**WORK ORDER**
Your job is to copy every record exactly.
BEGIN SOURCE DATA
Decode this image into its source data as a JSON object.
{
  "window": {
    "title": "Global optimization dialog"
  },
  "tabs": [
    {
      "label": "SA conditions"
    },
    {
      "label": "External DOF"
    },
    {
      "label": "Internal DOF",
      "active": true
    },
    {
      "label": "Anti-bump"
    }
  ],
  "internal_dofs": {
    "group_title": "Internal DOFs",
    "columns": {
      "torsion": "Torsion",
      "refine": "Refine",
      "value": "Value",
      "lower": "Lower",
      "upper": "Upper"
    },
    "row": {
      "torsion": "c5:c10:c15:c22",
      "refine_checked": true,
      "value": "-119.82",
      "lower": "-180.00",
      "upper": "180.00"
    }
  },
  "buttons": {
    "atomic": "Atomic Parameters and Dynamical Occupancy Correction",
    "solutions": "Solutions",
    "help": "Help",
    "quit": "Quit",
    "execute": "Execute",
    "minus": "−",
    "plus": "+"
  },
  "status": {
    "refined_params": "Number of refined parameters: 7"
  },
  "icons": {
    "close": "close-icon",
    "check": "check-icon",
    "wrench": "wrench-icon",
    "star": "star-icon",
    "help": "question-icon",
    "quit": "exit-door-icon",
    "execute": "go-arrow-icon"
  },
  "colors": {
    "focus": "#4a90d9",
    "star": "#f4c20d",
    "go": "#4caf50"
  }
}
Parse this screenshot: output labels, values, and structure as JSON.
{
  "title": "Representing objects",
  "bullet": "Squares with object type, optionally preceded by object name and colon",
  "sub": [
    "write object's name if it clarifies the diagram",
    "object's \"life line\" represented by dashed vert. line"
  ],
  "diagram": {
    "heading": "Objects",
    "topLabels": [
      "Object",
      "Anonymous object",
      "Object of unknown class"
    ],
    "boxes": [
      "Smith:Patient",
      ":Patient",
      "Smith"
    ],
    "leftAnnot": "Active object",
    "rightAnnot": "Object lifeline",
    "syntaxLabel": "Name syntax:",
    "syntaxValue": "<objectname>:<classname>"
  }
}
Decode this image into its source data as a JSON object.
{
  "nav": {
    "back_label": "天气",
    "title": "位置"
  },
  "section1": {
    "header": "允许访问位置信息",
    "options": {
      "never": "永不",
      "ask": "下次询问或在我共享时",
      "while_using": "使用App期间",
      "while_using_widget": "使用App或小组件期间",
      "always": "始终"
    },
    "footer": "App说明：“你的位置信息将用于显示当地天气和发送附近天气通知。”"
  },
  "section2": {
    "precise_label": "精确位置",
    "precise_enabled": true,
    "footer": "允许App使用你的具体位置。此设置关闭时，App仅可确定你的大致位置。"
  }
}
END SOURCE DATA
**REPLY TO THE TASK**
Decode this image into its source data as a JSON object.
{
  "window": {
    "title": "Global optimization dialog"
  },
  "tabs": [
    {
      "label": "SA conditions"
    },
    {
      "label": "External DOF"
    },
    {
      "label": "Internal DOF",
      "active": true
    },
    {
      "label": "Anti-bump"
    }
  ],
  "internal_dofs": {
    "group_title": "Internal DOFs",
    "columns": {
      "torsion": "Torsion",
      "refine": "Refine",
      "value": "Value",
      "lower": "Lower",
      "upper": "Upper"
    },
    "row": {
      "torsion": "c5:c10:c15:c22",
      "refine_checked": true,
      "value": "-119.82",
      "lower": "-180.00",
      "upper": "180.00"
    }
  },
  "buttons": {
    "atomic": "Atomic Parameters and Dynamical Occupancy Correction",
    "solutions": "Solutions",
    "help": "Help",
    "quit": "Quit",
    "execute": "Execute",
    "minus": "−",
    "plus": "+"
  },
  "status": {
    "refined_params": "Number of refined parameters: 7"
  },
  "icons": {
    "close": "close-icon",
    "check": "check-icon",
    "wrench": "wrench-icon",
    "star": "star-icon",
    "help": "question-icon",
    "quit": "exit-door-icon",
    "execute": "go-arrow-icon"
  },
  "colors": {
    "focus": "#4a90d9",
    "star": "#f4c20d",
    "go": "#4caf50"
  }
}
Parse this screenshot: output labels, values, and structure as JSON.
{
  "title": "Representing objects",
  "bullet": "Squares with object type, optionally preceded by object name and colon",
  "sub": [
    "write object's name if it clarifies the diagram",
    "object's \"life line\" represented by dashed vert. line"
  ],
  "diagram": {
    "heading": "Objects",
    "topLabels": [
      "Object",
      "Anonymous object",
      "Object of unknown class"
    ],
    "boxes": [
      "Smith:Patient",
      ":Patient",
      "Smith"
    ],
    "leftAnnot": "Active object",
    "rightAnnot": "Object lifeline",
    "syntaxLabel": "Name syntax:",
    "syntaxValue": "<objectname>:<classname>"
  }
}
Decode this image into its source data as a JSON object.
{
  "nav": {
    "back_label": "天气",
    "title": "位置"
  },
  "section1": {
    "header": "允许访问位置信息",
    "options": {
      "never": "永不",
      "ask": "下次询问或在我共享时",
      "while_using": "使用App期间",
      "while_using_widget": "使用App或小组件期间",
      "always": "始终"
    },
    "footer": "App说明：“你的位置信息将用于显示当地天气和发送附近天气通知。”"
  },
  "section2": {
    "precise_label": "精确位置",
    "precise_enabled": true,
    "footer": "允许App使用你的具体位置。此设置关闭时，App仅可确定你的大致位置。"
  }
}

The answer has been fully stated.